Extracted material below:

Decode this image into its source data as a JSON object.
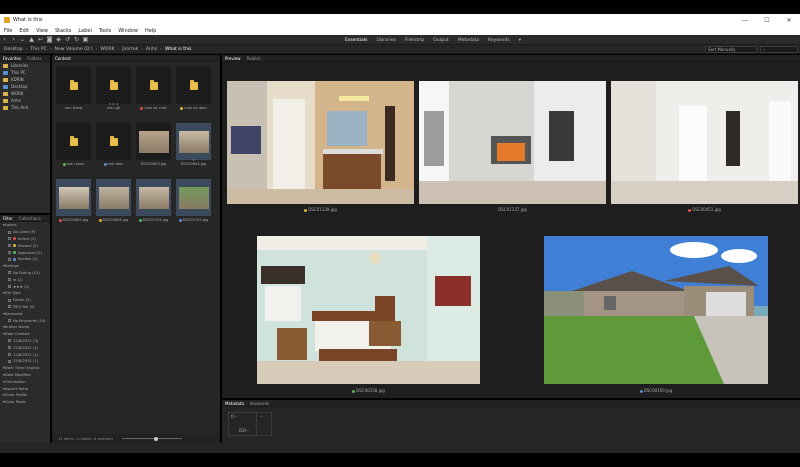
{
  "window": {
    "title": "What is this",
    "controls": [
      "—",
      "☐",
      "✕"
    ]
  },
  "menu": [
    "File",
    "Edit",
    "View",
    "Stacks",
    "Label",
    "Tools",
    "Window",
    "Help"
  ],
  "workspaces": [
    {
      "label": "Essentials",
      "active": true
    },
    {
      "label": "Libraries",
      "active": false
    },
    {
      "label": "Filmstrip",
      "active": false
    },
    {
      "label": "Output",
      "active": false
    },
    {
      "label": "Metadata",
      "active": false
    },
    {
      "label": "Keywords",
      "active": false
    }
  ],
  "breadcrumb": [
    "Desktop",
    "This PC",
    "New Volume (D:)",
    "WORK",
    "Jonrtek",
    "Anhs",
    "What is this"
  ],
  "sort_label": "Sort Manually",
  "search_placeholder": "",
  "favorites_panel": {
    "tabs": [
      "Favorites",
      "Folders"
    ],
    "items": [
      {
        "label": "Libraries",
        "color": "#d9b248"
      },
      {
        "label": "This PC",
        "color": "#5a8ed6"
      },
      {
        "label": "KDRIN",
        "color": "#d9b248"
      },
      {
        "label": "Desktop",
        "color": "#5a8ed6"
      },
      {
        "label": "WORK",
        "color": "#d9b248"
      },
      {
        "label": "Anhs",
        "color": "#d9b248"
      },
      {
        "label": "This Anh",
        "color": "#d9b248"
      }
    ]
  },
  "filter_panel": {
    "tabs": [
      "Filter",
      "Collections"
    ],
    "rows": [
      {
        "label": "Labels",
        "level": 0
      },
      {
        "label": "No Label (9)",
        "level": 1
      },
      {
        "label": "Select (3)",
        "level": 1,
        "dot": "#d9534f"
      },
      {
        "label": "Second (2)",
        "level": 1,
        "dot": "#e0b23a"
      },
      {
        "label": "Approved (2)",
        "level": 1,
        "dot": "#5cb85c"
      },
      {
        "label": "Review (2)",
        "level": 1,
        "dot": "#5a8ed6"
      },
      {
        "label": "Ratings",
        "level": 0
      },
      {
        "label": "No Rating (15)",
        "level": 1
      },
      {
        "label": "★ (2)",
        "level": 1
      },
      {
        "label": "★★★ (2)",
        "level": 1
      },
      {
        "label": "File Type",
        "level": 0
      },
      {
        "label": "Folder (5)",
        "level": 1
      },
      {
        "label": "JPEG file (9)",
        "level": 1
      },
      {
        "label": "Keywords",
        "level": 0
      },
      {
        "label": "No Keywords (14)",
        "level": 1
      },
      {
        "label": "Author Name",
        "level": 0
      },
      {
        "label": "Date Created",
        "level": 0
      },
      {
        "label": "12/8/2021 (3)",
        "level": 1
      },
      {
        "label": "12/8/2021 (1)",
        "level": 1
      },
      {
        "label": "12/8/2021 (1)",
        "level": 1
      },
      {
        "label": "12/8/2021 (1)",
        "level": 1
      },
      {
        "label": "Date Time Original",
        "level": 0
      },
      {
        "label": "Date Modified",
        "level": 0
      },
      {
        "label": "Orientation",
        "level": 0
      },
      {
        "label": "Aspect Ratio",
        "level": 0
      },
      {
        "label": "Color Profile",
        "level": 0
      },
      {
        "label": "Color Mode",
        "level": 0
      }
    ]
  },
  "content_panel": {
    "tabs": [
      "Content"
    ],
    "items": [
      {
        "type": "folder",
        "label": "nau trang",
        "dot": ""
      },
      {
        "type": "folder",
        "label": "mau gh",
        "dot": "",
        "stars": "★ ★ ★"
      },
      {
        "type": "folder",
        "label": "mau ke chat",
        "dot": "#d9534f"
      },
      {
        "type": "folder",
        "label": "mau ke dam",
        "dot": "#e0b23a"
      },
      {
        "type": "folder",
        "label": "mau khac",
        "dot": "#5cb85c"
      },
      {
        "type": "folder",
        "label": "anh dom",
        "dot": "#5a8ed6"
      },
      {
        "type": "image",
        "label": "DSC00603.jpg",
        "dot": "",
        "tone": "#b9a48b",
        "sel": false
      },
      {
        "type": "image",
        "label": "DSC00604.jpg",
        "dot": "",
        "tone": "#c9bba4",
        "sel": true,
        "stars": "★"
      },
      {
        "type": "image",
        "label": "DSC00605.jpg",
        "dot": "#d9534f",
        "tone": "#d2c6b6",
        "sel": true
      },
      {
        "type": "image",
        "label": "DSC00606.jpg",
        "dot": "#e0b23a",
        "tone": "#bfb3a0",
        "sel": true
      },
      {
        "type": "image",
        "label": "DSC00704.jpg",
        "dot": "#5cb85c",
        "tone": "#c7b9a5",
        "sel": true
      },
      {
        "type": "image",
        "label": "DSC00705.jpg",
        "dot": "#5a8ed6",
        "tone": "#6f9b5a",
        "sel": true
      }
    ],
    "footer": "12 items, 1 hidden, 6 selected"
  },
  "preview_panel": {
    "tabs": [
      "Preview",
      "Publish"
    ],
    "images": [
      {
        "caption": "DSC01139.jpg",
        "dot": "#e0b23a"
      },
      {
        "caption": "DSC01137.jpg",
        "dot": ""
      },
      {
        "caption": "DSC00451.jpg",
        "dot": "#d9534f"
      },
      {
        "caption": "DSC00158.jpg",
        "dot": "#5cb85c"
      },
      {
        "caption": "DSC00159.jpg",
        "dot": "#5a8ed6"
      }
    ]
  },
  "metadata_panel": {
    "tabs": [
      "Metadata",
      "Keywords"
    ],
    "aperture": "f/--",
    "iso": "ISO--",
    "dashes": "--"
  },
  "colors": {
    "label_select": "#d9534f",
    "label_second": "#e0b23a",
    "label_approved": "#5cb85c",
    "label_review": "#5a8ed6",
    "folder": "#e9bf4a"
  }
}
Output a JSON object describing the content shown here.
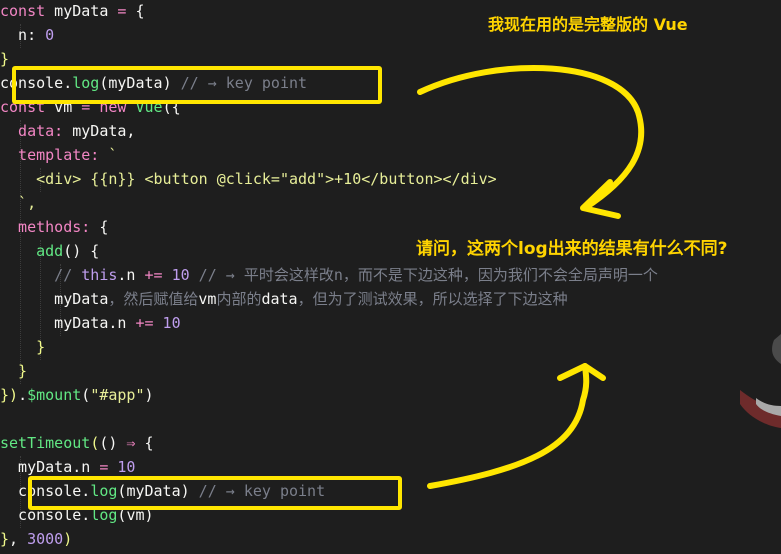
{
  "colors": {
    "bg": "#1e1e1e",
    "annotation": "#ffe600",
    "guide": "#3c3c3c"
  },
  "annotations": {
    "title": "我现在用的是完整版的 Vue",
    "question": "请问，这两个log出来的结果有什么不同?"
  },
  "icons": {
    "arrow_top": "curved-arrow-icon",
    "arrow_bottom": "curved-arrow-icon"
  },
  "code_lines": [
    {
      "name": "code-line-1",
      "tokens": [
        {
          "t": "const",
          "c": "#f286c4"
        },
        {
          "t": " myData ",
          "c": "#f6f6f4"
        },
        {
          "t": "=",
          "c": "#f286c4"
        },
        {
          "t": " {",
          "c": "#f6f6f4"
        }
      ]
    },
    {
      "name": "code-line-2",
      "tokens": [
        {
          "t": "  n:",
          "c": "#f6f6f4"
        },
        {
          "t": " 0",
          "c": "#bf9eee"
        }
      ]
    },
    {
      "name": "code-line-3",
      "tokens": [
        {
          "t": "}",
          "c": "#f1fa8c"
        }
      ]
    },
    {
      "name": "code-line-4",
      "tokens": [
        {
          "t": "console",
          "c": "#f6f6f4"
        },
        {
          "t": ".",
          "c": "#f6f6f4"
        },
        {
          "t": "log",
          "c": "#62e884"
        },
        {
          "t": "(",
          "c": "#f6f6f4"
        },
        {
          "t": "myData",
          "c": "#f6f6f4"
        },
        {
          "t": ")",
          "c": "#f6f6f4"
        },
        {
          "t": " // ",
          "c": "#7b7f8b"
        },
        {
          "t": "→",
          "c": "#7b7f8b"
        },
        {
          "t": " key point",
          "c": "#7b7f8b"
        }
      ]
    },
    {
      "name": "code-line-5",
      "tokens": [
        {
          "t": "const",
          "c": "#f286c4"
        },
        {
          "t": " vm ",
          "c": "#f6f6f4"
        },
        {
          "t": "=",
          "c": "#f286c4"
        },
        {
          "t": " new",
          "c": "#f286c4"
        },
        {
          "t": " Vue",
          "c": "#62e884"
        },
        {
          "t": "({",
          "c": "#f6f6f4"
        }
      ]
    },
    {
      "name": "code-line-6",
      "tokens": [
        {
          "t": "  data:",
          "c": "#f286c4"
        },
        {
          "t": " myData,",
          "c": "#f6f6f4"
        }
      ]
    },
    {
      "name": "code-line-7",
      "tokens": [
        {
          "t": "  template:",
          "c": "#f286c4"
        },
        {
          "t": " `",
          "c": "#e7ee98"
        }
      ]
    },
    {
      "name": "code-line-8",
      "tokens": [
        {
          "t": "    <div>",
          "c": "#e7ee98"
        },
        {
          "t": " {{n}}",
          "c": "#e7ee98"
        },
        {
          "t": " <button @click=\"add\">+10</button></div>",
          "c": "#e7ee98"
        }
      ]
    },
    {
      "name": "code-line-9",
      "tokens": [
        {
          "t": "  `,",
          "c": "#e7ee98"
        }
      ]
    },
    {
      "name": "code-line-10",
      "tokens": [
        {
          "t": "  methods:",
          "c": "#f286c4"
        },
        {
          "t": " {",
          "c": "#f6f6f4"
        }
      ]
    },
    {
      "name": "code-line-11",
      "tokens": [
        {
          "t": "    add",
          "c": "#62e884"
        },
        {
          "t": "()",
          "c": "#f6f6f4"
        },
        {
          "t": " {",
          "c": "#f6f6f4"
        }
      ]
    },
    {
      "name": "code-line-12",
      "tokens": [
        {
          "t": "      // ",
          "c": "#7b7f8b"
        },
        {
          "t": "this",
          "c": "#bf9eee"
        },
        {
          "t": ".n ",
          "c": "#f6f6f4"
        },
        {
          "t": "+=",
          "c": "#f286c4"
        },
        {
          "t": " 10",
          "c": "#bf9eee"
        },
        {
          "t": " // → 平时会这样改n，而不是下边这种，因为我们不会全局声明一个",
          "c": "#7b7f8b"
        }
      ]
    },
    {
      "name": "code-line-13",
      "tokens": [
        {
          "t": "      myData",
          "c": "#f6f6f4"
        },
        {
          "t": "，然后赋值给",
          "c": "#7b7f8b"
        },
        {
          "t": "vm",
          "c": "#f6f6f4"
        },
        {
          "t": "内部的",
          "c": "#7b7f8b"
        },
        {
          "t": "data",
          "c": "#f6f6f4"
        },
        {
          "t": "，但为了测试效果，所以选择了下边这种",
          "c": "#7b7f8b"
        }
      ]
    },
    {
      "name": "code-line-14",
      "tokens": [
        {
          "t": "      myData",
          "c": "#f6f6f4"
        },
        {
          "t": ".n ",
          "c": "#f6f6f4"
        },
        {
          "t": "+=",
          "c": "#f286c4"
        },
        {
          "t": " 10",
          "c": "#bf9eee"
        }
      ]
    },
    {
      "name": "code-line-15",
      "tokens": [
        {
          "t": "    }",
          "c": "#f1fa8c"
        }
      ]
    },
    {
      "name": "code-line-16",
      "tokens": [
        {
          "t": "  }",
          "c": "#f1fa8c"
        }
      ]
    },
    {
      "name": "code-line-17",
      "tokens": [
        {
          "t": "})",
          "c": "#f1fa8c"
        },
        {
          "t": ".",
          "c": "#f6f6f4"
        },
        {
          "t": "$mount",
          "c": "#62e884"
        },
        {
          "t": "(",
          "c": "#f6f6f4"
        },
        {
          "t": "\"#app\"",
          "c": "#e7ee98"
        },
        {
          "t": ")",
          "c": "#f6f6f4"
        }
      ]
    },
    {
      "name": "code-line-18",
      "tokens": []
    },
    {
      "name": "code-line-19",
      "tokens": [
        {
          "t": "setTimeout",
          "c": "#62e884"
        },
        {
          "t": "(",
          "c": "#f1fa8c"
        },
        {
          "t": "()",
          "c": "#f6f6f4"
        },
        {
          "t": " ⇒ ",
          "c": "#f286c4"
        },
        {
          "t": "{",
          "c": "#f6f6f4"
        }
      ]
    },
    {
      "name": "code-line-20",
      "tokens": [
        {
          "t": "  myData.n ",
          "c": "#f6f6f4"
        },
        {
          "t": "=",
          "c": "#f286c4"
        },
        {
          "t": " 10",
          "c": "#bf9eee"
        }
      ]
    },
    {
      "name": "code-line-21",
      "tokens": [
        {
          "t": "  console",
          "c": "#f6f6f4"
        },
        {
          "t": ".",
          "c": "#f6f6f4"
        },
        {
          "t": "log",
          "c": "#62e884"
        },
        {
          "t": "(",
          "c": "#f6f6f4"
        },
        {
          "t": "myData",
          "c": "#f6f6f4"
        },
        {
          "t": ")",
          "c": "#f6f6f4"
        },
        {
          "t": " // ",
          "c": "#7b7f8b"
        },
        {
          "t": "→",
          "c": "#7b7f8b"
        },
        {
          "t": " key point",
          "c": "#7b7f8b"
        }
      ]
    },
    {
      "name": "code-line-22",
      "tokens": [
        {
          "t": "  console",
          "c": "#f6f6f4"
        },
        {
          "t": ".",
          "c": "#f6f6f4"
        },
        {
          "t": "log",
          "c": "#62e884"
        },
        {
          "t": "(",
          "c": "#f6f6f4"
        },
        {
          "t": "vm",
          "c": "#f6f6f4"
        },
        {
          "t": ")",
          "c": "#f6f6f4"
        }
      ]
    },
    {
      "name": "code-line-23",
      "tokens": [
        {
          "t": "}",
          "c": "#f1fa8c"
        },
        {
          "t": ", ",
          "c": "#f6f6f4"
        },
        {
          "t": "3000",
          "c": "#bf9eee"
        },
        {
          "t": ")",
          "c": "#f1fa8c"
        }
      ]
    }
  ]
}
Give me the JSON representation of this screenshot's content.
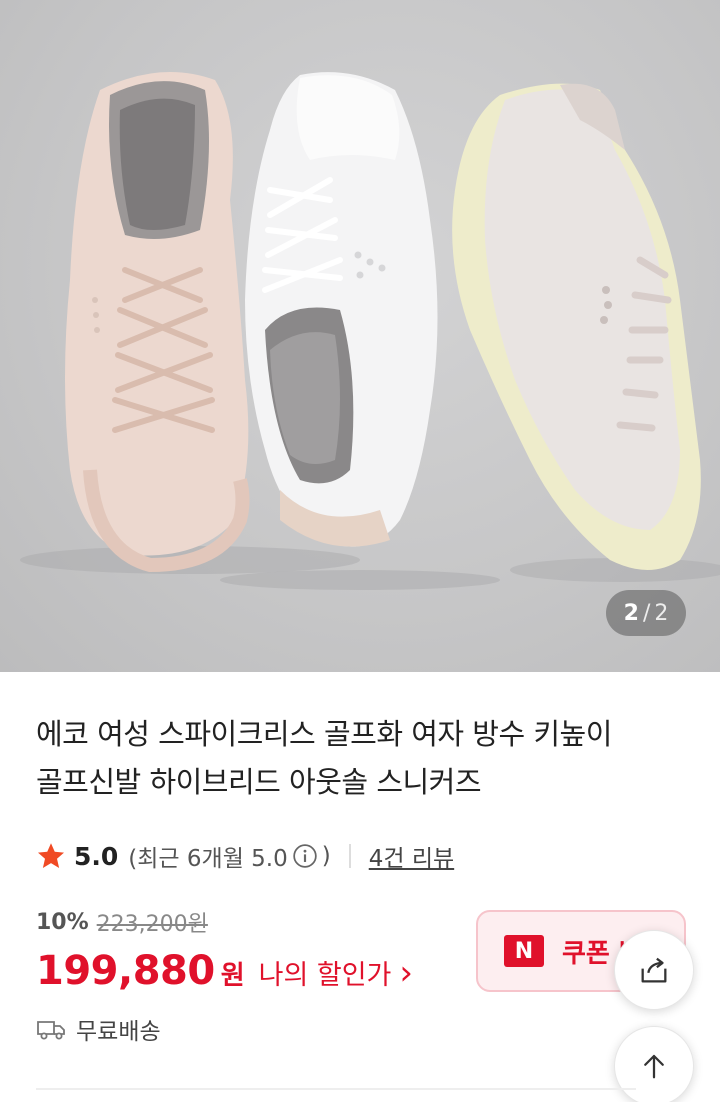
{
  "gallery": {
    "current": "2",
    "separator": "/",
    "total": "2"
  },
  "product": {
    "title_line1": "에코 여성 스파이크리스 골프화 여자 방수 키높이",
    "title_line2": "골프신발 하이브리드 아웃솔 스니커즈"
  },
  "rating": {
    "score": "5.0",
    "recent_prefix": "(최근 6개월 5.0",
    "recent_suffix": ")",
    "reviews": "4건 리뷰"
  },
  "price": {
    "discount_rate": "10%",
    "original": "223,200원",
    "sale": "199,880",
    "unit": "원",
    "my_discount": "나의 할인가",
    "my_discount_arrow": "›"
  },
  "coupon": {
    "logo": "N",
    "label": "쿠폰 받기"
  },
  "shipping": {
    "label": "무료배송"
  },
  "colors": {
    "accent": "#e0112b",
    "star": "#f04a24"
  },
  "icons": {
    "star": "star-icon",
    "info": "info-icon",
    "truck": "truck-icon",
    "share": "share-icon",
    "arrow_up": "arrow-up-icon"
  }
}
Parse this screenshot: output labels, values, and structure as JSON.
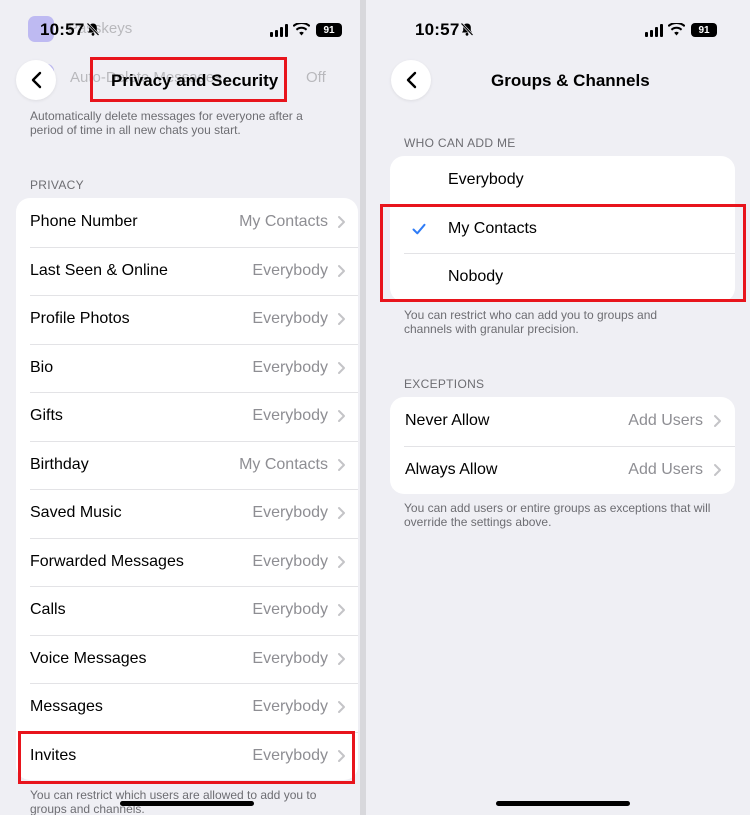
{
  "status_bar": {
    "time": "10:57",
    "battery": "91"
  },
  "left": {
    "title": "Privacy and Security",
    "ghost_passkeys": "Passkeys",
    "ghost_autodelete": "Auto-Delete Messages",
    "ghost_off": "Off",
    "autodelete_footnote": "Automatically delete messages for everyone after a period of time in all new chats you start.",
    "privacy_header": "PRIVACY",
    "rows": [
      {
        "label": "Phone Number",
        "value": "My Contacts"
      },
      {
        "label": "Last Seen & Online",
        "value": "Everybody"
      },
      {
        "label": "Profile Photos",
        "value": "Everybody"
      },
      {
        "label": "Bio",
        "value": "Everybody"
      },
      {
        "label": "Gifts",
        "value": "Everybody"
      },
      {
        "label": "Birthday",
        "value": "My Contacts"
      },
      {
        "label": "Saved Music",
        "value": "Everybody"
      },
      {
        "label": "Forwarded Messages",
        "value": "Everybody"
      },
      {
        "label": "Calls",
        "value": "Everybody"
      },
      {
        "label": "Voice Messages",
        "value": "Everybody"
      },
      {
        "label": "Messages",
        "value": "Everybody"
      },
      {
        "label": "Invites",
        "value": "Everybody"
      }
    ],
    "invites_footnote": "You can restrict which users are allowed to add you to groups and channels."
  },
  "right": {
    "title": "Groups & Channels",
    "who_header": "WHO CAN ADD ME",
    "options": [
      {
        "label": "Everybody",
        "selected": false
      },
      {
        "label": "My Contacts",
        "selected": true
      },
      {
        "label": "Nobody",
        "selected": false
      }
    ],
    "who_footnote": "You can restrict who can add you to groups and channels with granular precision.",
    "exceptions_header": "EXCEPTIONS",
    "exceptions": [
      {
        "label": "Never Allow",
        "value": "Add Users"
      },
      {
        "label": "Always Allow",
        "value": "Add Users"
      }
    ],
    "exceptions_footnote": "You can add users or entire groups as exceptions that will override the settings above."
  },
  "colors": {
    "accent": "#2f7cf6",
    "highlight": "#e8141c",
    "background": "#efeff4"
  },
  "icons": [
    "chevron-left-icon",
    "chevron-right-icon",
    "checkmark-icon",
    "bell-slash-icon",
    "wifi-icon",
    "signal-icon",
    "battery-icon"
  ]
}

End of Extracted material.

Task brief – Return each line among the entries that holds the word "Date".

Solution to this task –
        "label": "Date Created",
        "label": "Date Time Original",
        "label": "Date Modified",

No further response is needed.